Before the pledge meeting, Albanian expectations had been dampened by what Rama called a “political earthquake” in October last year, when three EU states blocked Tirana from starting membership talks to join the bloc — the second such delay in less than six months.
France — which led the Netherlands and Denmark in October’s veto — softened its opposition at the weekend after the European Commission proposed a tougher and more political admissions process for new members.
French President Emmanuel Macron said that if a commission report on Albania and fellow hopeful North Macedonia next month confirms enough progress on reforms, he would be ready to agree to start the long accession process.
FRENCH AID: Paris has sent a navy ship and aircraft from Reunion Island with some pollution control equipment, but rough seas are spreading the oil spill The operator of a Japanese bulk carrier which ran aground off Mauritius in the Indian Ocean yesterday apologized for a major oil spill, which officials and environmentalists say is creating an ecological disaster, as police prepared to board the ship. The MV Wakashio, operated by Mitsui OSK Lines, struck the reef on Mauritius’ southeast coast on July 25. “We apologize profusely and deeply for the great trouble we have caused,” Mitsui OSK Lines executive vice president Akihiko Ono said at a news conference in Tokyo. The company would “do everything in their power to resolve the issue,” he said. At least 1,000 tonnes of
They stand as eyesores to most passers-by and potential public health risks to authorities, decaying buildings wrapped in tangles of exposed wire, studded with protruding leaky plastic pipes, vegetation billowing from cracks and terraces where particulates from polluted air have accumulated over time. With skyscrapers and ultramodern developments on every side, some of these “nail houses” are also sitting on land worth millions of dollars in Shenzhen’s inferno of a property market, where new-unit and second-hand home prices rival London.

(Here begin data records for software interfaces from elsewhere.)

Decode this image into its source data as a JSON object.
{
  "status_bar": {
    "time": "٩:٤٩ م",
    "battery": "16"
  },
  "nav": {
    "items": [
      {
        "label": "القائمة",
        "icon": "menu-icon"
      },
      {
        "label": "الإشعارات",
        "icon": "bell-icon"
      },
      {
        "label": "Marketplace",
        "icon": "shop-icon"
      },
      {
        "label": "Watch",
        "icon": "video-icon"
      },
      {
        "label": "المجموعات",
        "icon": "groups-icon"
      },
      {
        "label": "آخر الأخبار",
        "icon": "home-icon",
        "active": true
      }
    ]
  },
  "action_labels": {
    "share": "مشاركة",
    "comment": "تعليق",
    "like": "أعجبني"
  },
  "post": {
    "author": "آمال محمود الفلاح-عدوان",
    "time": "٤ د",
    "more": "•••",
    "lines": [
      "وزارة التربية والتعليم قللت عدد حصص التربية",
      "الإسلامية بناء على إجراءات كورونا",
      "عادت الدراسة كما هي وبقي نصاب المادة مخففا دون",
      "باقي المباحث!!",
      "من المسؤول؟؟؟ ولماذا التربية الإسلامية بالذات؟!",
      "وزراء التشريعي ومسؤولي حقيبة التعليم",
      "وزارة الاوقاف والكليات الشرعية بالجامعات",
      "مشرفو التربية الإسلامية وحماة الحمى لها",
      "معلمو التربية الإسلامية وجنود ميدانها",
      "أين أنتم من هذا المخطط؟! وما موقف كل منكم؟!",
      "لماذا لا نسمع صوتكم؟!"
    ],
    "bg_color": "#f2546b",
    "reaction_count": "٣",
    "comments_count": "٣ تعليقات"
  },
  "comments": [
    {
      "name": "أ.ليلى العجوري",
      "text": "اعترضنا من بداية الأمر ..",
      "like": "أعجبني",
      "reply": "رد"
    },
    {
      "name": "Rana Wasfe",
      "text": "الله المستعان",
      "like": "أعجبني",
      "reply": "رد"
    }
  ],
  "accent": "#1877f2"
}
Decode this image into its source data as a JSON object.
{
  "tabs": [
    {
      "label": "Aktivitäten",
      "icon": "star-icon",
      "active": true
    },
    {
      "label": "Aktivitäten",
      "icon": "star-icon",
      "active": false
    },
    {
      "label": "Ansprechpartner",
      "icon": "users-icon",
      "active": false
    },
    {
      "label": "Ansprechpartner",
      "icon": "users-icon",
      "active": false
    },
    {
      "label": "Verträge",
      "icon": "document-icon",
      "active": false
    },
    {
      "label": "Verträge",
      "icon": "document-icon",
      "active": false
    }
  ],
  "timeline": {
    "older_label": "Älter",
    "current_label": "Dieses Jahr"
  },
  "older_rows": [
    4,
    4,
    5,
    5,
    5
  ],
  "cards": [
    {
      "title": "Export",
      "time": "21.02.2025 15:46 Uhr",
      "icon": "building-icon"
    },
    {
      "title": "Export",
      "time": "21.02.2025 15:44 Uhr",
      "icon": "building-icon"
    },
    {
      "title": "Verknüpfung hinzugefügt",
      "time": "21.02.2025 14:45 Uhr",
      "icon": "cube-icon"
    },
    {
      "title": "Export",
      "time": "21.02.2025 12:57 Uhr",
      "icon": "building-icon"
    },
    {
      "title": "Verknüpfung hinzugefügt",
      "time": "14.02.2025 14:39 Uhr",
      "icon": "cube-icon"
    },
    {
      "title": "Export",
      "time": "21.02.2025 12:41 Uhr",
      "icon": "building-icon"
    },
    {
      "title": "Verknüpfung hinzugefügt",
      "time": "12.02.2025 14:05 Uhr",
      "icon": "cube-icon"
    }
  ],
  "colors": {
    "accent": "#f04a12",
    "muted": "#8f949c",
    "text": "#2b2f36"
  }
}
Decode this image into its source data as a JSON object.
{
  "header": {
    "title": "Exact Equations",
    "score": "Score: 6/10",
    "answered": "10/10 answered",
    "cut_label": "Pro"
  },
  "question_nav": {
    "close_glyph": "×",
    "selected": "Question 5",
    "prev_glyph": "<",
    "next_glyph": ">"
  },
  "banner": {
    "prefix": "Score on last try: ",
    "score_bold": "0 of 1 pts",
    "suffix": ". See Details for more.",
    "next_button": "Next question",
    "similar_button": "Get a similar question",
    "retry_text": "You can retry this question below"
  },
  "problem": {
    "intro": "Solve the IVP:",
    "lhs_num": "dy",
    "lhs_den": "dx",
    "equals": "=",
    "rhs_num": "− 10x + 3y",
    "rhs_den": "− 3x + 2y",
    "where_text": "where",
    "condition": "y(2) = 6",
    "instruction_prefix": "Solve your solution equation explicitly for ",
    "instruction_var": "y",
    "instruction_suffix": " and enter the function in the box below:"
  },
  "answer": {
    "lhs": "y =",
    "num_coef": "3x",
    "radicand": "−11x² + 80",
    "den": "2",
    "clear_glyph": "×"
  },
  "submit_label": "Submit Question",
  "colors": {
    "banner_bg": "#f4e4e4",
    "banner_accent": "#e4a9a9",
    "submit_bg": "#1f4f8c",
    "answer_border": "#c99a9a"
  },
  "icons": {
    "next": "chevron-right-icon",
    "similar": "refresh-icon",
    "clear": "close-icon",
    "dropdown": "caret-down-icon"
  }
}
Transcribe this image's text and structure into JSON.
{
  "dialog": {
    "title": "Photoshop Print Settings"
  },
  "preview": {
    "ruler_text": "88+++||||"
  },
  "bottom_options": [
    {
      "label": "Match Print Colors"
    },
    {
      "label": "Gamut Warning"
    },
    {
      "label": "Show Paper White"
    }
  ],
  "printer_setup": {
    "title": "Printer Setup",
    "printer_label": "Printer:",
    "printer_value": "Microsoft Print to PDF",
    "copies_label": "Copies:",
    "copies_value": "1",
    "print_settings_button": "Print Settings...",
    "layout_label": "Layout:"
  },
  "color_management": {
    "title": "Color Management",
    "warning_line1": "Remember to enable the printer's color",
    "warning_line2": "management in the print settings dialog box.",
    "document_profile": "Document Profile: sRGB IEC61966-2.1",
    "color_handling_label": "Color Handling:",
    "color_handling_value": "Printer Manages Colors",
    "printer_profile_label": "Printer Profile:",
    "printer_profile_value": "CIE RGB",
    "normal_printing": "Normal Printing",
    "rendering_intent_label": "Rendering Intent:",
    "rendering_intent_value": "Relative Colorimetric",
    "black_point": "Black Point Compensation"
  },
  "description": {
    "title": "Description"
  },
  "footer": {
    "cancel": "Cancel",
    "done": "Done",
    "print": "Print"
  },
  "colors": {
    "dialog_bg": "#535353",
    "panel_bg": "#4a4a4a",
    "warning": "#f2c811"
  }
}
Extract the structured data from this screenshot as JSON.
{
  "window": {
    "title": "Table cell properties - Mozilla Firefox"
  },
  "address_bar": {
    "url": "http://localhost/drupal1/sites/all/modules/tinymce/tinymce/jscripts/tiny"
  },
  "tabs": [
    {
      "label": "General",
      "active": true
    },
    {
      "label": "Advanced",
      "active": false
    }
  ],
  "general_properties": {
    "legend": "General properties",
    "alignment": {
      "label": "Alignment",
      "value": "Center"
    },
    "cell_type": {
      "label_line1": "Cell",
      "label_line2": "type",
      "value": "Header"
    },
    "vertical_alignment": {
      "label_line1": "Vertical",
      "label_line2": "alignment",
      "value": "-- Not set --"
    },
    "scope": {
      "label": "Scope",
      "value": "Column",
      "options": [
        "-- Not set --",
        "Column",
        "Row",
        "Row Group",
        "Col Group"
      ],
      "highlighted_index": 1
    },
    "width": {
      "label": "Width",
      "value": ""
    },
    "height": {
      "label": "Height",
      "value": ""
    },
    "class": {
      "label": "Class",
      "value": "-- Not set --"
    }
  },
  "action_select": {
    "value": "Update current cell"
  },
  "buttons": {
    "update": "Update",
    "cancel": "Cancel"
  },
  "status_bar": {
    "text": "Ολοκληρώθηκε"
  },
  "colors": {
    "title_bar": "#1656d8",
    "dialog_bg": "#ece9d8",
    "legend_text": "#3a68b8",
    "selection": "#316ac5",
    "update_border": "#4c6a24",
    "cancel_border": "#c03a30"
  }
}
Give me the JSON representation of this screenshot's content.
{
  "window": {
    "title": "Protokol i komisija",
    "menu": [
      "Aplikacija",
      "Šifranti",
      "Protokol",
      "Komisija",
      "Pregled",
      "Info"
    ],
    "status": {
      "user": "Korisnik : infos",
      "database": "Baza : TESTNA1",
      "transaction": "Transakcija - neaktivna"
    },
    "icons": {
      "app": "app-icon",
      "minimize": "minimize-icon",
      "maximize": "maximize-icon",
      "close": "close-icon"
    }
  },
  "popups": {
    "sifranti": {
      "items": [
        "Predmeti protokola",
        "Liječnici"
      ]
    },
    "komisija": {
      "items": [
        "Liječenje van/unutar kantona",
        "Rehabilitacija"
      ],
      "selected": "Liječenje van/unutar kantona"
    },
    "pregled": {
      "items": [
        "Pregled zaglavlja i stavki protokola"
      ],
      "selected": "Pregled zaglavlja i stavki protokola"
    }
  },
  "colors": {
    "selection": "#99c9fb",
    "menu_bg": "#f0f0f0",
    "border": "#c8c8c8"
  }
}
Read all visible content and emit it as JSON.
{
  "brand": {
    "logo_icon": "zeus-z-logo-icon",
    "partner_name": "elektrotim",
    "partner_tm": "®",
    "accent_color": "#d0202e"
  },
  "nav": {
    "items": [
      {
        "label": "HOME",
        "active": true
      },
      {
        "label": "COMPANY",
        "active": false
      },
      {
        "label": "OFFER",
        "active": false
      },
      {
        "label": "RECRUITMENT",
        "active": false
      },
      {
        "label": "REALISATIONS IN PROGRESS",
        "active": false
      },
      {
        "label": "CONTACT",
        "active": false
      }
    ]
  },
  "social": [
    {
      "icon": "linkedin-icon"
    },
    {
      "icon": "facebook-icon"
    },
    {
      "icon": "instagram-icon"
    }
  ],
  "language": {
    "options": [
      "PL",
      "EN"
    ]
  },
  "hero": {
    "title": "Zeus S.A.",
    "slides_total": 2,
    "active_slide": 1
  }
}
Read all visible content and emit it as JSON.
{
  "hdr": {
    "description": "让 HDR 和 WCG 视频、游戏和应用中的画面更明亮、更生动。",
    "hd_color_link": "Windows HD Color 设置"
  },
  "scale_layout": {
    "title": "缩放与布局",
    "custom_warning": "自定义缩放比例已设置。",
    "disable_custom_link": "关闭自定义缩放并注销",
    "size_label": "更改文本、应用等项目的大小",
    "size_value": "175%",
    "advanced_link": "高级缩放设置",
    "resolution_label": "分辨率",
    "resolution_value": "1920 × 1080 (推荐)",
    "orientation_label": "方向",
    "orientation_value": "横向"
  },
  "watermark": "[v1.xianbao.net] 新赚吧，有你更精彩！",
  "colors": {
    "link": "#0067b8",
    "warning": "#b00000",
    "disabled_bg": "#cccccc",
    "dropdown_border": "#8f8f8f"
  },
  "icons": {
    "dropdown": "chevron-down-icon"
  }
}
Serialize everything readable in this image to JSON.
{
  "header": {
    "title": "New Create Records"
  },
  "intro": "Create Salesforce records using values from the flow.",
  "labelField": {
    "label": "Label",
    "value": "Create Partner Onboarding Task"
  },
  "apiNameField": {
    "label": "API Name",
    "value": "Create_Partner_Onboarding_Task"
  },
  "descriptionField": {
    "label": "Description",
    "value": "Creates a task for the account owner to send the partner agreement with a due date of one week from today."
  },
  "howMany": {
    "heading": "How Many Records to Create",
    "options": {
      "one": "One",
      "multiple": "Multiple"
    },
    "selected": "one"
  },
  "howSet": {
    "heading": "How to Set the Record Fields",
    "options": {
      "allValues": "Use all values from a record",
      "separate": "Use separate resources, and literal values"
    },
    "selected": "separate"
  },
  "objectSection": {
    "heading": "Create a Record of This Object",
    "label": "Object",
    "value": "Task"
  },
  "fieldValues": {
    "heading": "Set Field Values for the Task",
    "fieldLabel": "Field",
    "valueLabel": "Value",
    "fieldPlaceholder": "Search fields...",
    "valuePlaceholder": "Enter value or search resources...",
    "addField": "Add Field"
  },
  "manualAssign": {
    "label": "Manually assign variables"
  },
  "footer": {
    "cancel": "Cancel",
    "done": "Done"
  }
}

In battles over land and development, the nail house phenomenon has become widespread throughout China over the past two decades, with owners
A cat that went missing on a family holiday on the shores of Loch Lomond, Scotland, has been identified 12 years later. Tortoiseshell-and-white Georgie spent October half term in 2008 with her owners at the Rowardennan campsite, but vanished as they were due to return home to Greater Manchester, England. After a search of the site the Davies family departed without Georgie, hoping the three-year-old microchipped feline would be located by someone. Over the intervening 12 years, she remained close to the Queen Elizabeth Forest Park site, being fed and cared for by campsite staff and holidaymakers. After the COVID-19 pandemic hit and lockdown
An Italian alpine resort on Friday remained on high alert over fears that a vast chunk of a glacier on the slopes of the Mont Blanc massif could plummet in high temperatures. “No one gets through! No cars, bikes or pedestrians,” was the message at a checkpoint where an automatic barrier and two guards blocked the small road snaking up into a lush valley below the Planpincieux glacier, near the town of Courmayeur and the Italian-French border. The blockade has largely been greeted with contempt by the locals, one of whom said: “It’s a joke.” The huge ice block measuring around 500,000 cubic